- _Required work_: Pictures aside, each entry has to be returned exactly as it stands.

-.-.-

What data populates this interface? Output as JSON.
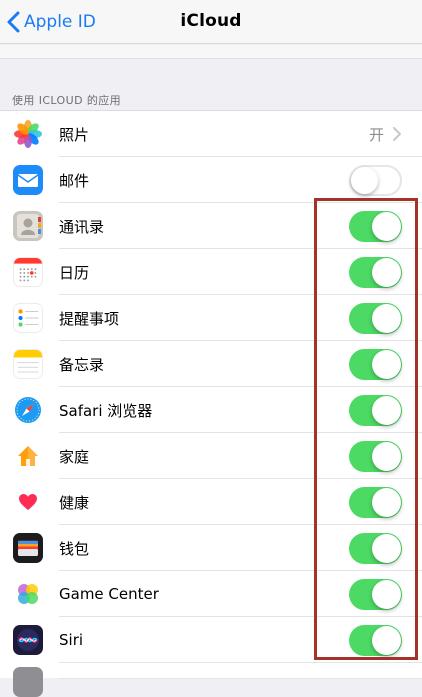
{
  "navbar": {
    "back_label": "Apple ID",
    "title": "iCloud"
  },
  "section": {
    "header": "使用 ICLOUD 的应用"
  },
  "rows": [
    {
      "label": "照片",
      "icon": "photos-icon",
      "control": "detail",
      "detail": "开"
    },
    {
      "label": "邮件",
      "icon": "mail-icon",
      "control": "toggle",
      "on": false
    },
    {
      "label": "通讯录",
      "icon": "contacts-icon",
      "control": "toggle",
      "on": true
    },
    {
      "label": "日历",
      "icon": "calendar-icon",
      "control": "toggle",
      "on": true
    },
    {
      "label": "提醒事项",
      "icon": "reminders-icon",
      "control": "toggle",
      "on": true
    },
    {
      "label": "备忘录",
      "icon": "notes-icon",
      "control": "toggle",
      "on": true
    },
    {
      "label": "Safari 浏览器",
      "icon": "safari-icon",
      "control": "toggle",
      "on": true
    },
    {
      "label": "家庭",
      "icon": "home-icon",
      "control": "toggle",
      "on": true
    },
    {
      "label": "健康",
      "icon": "health-icon",
      "control": "toggle",
      "on": true
    },
    {
      "label": "钱包",
      "icon": "wallet-icon",
      "control": "toggle",
      "on": true
    },
    {
      "label": "Game Center",
      "icon": "game-center-icon",
      "control": "toggle",
      "on": true
    },
    {
      "label": "Siri",
      "icon": "siri-icon",
      "control": "toggle",
      "on": true
    }
  ],
  "colors": {
    "accent": "#1a7cf5",
    "toggle_on": "#4cd964",
    "highlight_box": "#a23328"
  }
}
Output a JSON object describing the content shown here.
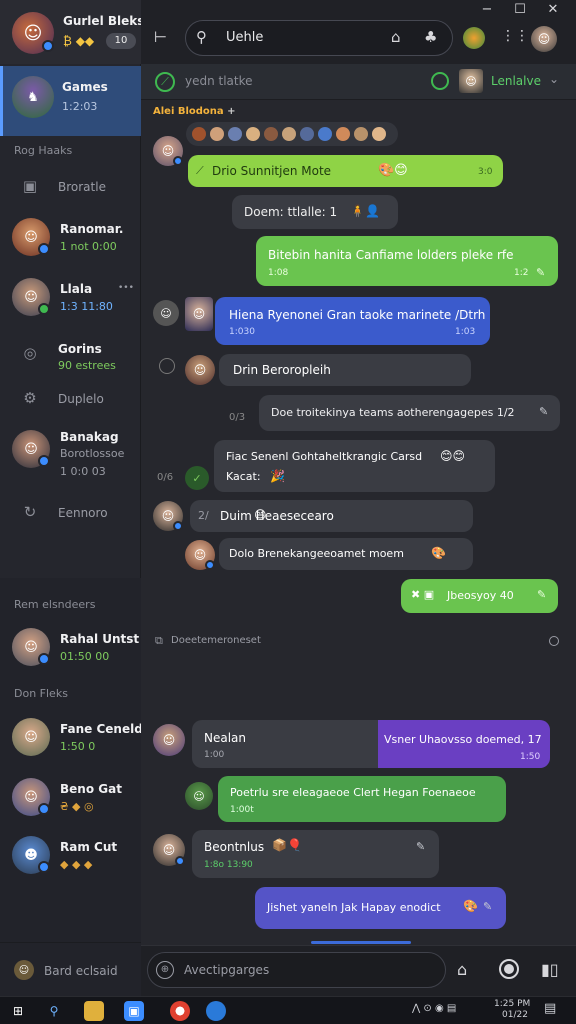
{
  "window": {
    "minimize": "−",
    "maximize": "☐",
    "close": "✕"
  },
  "profile": {
    "name": "Gurlel Bleks",
    "status_pill": "10",
    "coins": "₿ ◆◆"
  },
  "sidebar": {
    "active": {
      "title": "Games",
      "sub": "1:2:03"
    },
    "section_label": "Rog Haaks",
    "plain_item": "Broratle",
    "items": [
      {
        "title": "Ranomar.",
        "sub": "1 not 0:00",
        "sub_color": "#7ecb5e"
      },
      {
        "title": "Llala",
        "sub": "1:3  11:80",
        "sub_color": "#6fb3ff",
        "extra": "•••"
      },
      {
        "title": "Gorins",
        "sub": "90 estrees",
        "sub_color": "#7ecb5e"
      },
      {
        "title": "Duplelo",
        "sub": "",
        "sub_color": "#9a9ca5"
      },
      {
        "title": "Banakag",
        "sub": "Borotlossoe",
        "sub2": "1 0:0 03",
        "sub_color": "#9a9ca5"
      },
      {
        "title": "Eennoro",
        "sub": "",
        "sub_color": "#9a9ca5"
      }
    ],
    "bottom_section_1": "Rem elsndeers",
    "bottom_item_1": {
      "title": "Rahal Untst",
      "sub": "01:50 00",
      "sub_color": "#7ecb5e"
    },
    "bottom_section_2": "Don Fleks",
    "bottom_items": [
      {
        "title": "Fane Cenelde",
        "sub": "1:50 0",
        "sub_color": "#7ecb5e"
      },
      {
        "title": "Beno Gat",
        "sub": "₴ ◆ ◎",
        "sub_color": "#e0a43c"
      },
      {
        "title": "Ram Cut",
        "sub": "◆ ◆ ◆",
        "sub_color": "#e0a43c"
      }
    ],
    "footer": "Bard eclsaid"
  },
  "topbar": {
    "search_value": "Uehle"
  },
  "chat_header": {
    "title": "yedn tlatke",
    "contact": "Lenlalve"
  },
  "messages": {
    "group_label": "Alei Blodona",
    "m1": {
      "text": "Drio Sunnitjen Mote",
      "time": "3:0"
    },
    "m2": {
      "text": "Doem: ttlalle: 1"
    },
    "m3": {
      "text": "Bitebin hanita Canfiame lolders pleke rfe",
      "time": "1:08",
      "time2": "1:2"
    },
    "m4": {
      "text": "Hiena Ryenonei Gran taoke marinete /Dtrh",
      "time": "1:030",
      "time2": "1:03"
    },
    "m5": {
      "text": "Drin Beroropleih"
    },
    "m6": {
      "text": "Doe  troitekinya teams aotherengagepes 1/2",
      "side_time": "0/3"
    },
    "m7": {
      "text": "Fiac Senenl Gohtaheltkrangic Carsd",
      "text2": "Kacat:",
      "side_time": "0/6"
    },
    "m8": {
      "text": "Duim  Heaesecearo",
      "prefix": "2/"
    },
    "m9": {
      "text": "Dolo  Brenekangeeoamet moem"
    },
    "m10": {
      "text": "Jbeosyoy 40"
    },
    "divider_label": "Doeetemeroneset",
    "m11": {
      "text": "Nealan",
      "time": "1:00",
      "right_text": "Vsner Uhaovsso doemed, 17",
      "right_time": "1:50"
    },
    "m12": {
      "text": "Poetrlu sre eleagaeoe Clert Hegan Foenaeoe",
      "time": "1:00t"
    },
    "m13": {
      "text": "Beontnlus",
      "time": "1:8o  13:90"
    },
    "m14": {
      "text": "Jishet yaneln Jak Hapay enodict"
    }
  },
  "input": {
    "placeholder": "Avectipgarges"
  },
  "taskbar": {
    "time": "1:25 PM",
    "date": "01/22"
  }
}
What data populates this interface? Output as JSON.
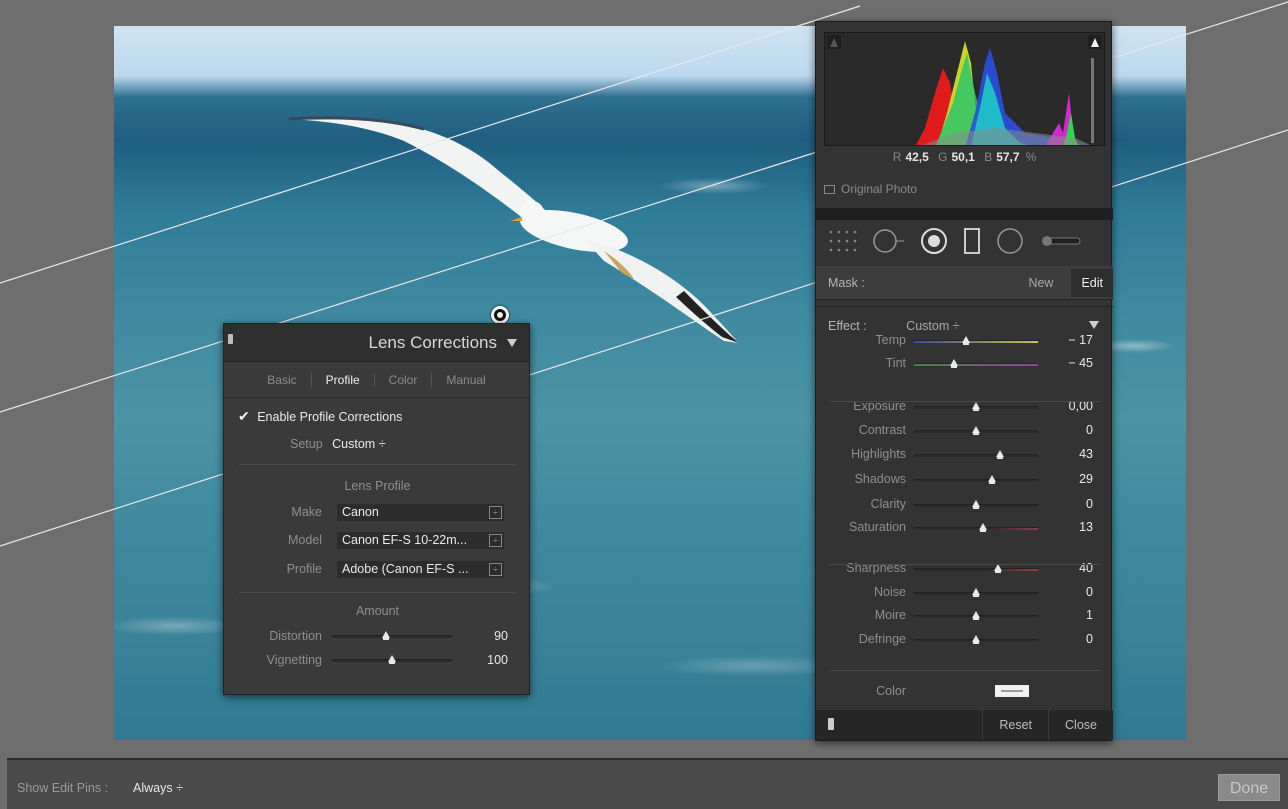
{
  "lens_panel": {
    "title": "Lens Corrections",
    "tabs": [
      "Basic",
      "Profile",
      "Color",
      "Manual"
    ],
    "active_tab": "Profile",
    "enable_label": "Enable Profile Corrections",
    "setup": {
      "label": "Setup",
      "value": "Custom ÷"
    },
    "lens_profile_heading": "Lens Profile",
    "make": {
      "label": "Make",
      "value": "Canon"
    },
    "model": {
      "label": "Model",
      "value": "Canon EF-S 10-22m..."
    },
    "profile": {
      "label": "Profile",
      "value": "Adobe (Canon EF-S ..."
    },
    "amount_heading": "Amount",
    "distortion": {
      "label": "Distortion",
      "value": "90",
      "level": 0.45
    },
    "vignetting": {
      "label": "Vignetting",
      "value": "100",
      "level": 0.5
    }
  },
  "histogram": {
    "r_label": "R",
    "r_value": "42,5",
    "g_label": "G",
    "g_value": "50,1",
    "b_label": "B",
    "b_value": "57,7",
    "unit": "%",
    "original_photo": "Original Photo"
  },
  "mask": {
    "label": "Mask :",
    "new": "New",
    "edit": "Edit"
  },
  "effect": {
    "label": "Effect :",
    "preset": "Custom ÷",
    "rows": [
      {
        "label": "Temp",
        "value": "− 17",
        "level": 0.42,
        "track": "temp"
      },
      {
        "label": "Tint",
        "value": "− 45",
        "level": 0.32,
        "track": "tint"
      },
      {
        "label": "Exposure",
        "value": "0,00",
        "level": 0.5
      },
      {
        "label": "Contrast",
        "value": "0",
        "level": 0.5
      },
      {
        "label": "Highlights",
        "value": "43",
        "level": 0.69
      },
      {
        "label": "Shadows",
        "value": "29",
        "level": 0.63
      },
      {
        "label": "Clarity",
        "value": "0",
        "level": 0.5
      },
      {
        "label": "Saturation",
        "value": "13",
        "level": 0.56,
        "track": "sat"
      },
      {
        "label": "Sharpness",
        "value": "40",
        "level": 0.68,
        "track": "sharp"
      },
      {
        "label": "Noise",
        "value": "0",
        "level": 0.5
      },
      {
        "label": "Moire",
        "value": "1",
        "level": 0.5
      },
      {
        "label": "Defringe",
        "value": "0",
        "level": 0.5
      }
    ],
    "color_label": "Color"
  },
  "footer": {
    "reset": "Reset",
    "close": "Close"
  },
  "bottom_bar": {
    "show_edit_pins_label": "Show Edit Pins :",
    "show_edit_pins_value": "Always ÷",
    "done": "Done"
  }
}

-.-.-

- _Written response_:
What data populates this interface? Output as JSON.
{
  "navbar": {
    "back_label": "Apple ID",
    "title": "iCloud"
  },
  "section": {
    "header": "使用 ICLOUD 的应用"
  },
  "rows": [
    {
      "label": "照片",
      "icon": "photos-icon",
      "control": "detail",
      "detail": "开"
    },
    {
      "label": "邮件",
      "icon": "mail-icon",
      "control": "toggle",
      "on": false
    },
    {
      "label": "通讯录",
      "icon": "contacts-icon",
      "control": "toggle",
      "on": true
    },
    {
      "label": "日历",
      "icon": "calendar-icon",
      "control": "toggle",
      "on": true
    },
    {
      "label": "提醒事项",
      "icon": "reminders-icon",
      "control": "toggle",
      "on": true
    },
    {
      "label": "备忘录",
      "icon": "notes-icon",
      "control": "toggle",
      "on": true
    },
    {
      "label": "Safari 浏览器",
      "icon": "safari-icon",
      "control": "toggle",
      "on": true
    },
    {
      "label": "家庭",
      "icon": "home-icon",
      "control": "toggle",
      "on": true
    },
    {
      "label": "健康",
      "icon": "health-icon",
      "control": "toggle",
      "on": true
    },
    {
      "label": "钱包",
      "icon": "wallet-icon",
      "control": "toggle",
      "on": true
    },
    {
      "label": "Game Center",
      "icon": "game-center-icon",
      "control": "toggle",
      "on": true
    },
    {
      "label": "Siri",
      "icon": "siri-icon",
      "control": "toggle",
      "on": true
    }
  ],
  "colors": {
    "accent": "#1a7cf5",
    "toggle_on": "#4cd964",
    "highlight_box": "#a23328"
  }
}
Output a JSON object describing the content shown here.
{
  "window": {
    "minimize": "−",
    "maximize": "☐",
    "close": "✕"
  },
  "profile": {
    "name": "Gurlel Bleks",
    "status_pill": "10",
    "coins": "₿ ◆◆"
  },
  "sidebar": {
    "active": {
      "title": "Games",
      "sub": "1:2:03"
    },
    "section_label": "Rog Haaks",
    "plain_item": "Broratle",
    "items": [
      {
        "title": "Ranomar.",
        "sub": "1 not 0:00",
        "sub_color": "#7ecb5e"
      },
      {
        "title": "Llala",
        "sub": "1:3  11:80",
        "sub_color": "#6fb3ff",
        "extra": "•••"
      },
      {
        "title": "Gorins",
        "sub": "90 estrees",
        "sub_color": "#7ecb5e"
      },
      {
        "title": "Duplelo",
        "sub": "",
        "sub_color": "#9a9ca5"
      },
      {
        "title": "Banakag",
        "sub": "Borotlossoe",
        "sub2": "1 0:0 03",
        "sub_color": "#9a9ca5"
      },
      {
        "title": "Eennoro",
        "sub": "",
        "sub_color": "#9a9ca5"
      }
    ],
    "bottom_section_1": "Rem elsndeers",
    "bottom_item_1": {
      "title": "Rahal Untst",
      "sub": "01:50 00",
      "sub_color": "#7ecb5e"
    },
    "bottom_section_2": "Don Fleks",
    "bottom_items": [
      {
        "title": "Fane Cenelde",
        "sub": "1:50 0",
        "sub_color": "#7ecb5e"
      },
      {
        "title": "Beno Gat",
        "sub": "₴ ◆ ◎",
        "sub_color": "#e0a43c"
      },
      {
        "title": "Ram Cut",
        "sub": "◆ ◆ ◆",
        "sub_color": "#e0a43c"
      }
    ],
    "footer": "Bard eclsaid"
  },
  "topbar": {
    "search_value": "Uehle"
  },
  "chat_header": {
    "title": "yedn tlatke",
    "contact": "Lenlalve"
  },
  "messages": {
    "group_label": "Alei Blodona",
    "m1": {
      "text": "Drio Sunnitjen Mote",
      "time": "3:0"
    },
    "m2": {
      "text": "Doem: ttlalle: 1"
    },
    "m3": {
      "text": "Bitebin hanita Canfiame lolders pleke rfe",
      "time": "1:08",
      "time2": "1:2"
    },
    "m4": {
      "text": "Hiena Ryenonei Gran taoke marinete /Dtrh",
      "time": "1:030",
      "time2": "1:03"
    },
    "m5": {
      "text": "Drin Beroropleih"
    },
    "m6": {
      "text": "Doe  troitekinya teams aotherengagepes 1/2",
      "side_time": "0/3"
    },
    "m7": {
      "text": "Fiac Senenl Gohtaheltkrangic Carsd",
      "text2": "Kacat:",
      "side_time": "0/6"
    },
    "m8": {
      "text": "Duim  Heaesecearo",
      "prefix": "2/"
    },
    "m9": {
      "text": "Dolo  Brenekangeeoamet moem"
    },
    "m10": {
      "text": "Jbeosyoy 40"
    },
    "divider_label": "Doeetemeroneset",
    "m11": {
      "text": "Nealan",
      "time": "1:00",
      "right_text": "Vsner Uhaovsso doemed, 17",
      "right_time": "1:50"
    },
    "m12": {
      "text": "Poetrlu sre eleagaeoe Clert Hegan Foenaeoe",
      "time": "1:00t"
    },
    "m13": {
      "text": "Beontnlus",
      "time": "1:8o  13:90"
    },
    "m14": {
      "text": "Jishet yaneln Jak Hapay enodict"
    }
  },
  "input": {
    "placeholder": "Avectipgarges"
  },
  "taskbar": {
    "time": "1:25 PM",
    "date": "01/22"
  }
}
What data populates this interface? Output as JSON.
{
  "lens_panel": {
    "title": "Lens Corrections",
    "tabs": [
      "Basic",
      "Profile",
      "Color",
      "Manual"
    ],
    "active_tab": "Profile",
    "enable_label": "Enable Profile Corrections",
    "setup": {
      "label": "Setup",
      "value": "Custom ÷"
    },
    "lens_profile_heading": "Lens Profile",
    "make": {
      "label": "Make",
      "value": "Canon"
    },
    "model": {
      "label": "Model",
      "value": "Canon EF-S 10-22m..."
    },
    "profile": {
      "label": "Profile",
      "value": "Adobe (Canon EF-S ..."
    },
    "amount_heading": "Amount",
    "distortion": {
      "label": "Distortion",
      "value": "90",
      "level": 0.45
    },
    "vignetting": {
      "label": "Vignetting",
      "value": "100",
      "level": 0.5
    }
  },
  "histogram": {
    "r_label": "R",
    "r_value": "42,5",
    "g_label": "G",
    "g_value": "50,1",
    "b_label": "B",
    "b_value": "57,7",
    "unit": "%",
    "original_photo": "Original Photo"
  },
  "mask": {
    "label": "Mask :",
    "new": "New",
    "edit": "Edit"
  },
  "effect": {
    "label": "Effect :",
    "preset": "Custom ÷",
    "rows": [
      {
        "label": "Temp",
        "value": "− 17",
        "level": 0.42,
        "track": "temp"
      },
      {
        "label": "Tint",
        "value": "− 45",
        "level": 0.32,
        "track": "tint"
      },
      {
        "label": "Exposure",
        "value": "0,00",
        "level": 0.5
      },
      {
        "label": "Contrast",
        "value": "0",
        "level": 0.5
      },
      {
        "label": "Highlights",
        "value": "43",
        "level": 0.69
      },
      {
        "label": "Shadows",
        "value": "29",
        "level": 0.63
      },
      {
        "label": "Clarity",
        "value": "0",
        "level": 0.5
      },
      {
        "label": "Saturation",
        "value": "13",
        "level": 0.56,
        "track": "sat"
      },
      {
        "label": "Sharpness",
        "value": "40",
        "level": 0.68,
        "track": "sharp"
      },
      {
        "label": "Noise",
        "value": "0",
        "level": 0.5
      },
      {
        "label": "Moire",
        "value": "1",
        "level": 0.5
      },
      {
        "label": "Defringe",
        "value": "0",
        "level": 0.5
      }
    ],
    "color_label": "Color"
  },
  "footer": {
    "reset": "Reset",
    "close": "Close"
  },
  "bottom_bar": {
    "show_edit_pins_label": "Show Edit Pins :",
    "show_edit_pins_value": "Always ÷",
    "done": "Done"
  }
}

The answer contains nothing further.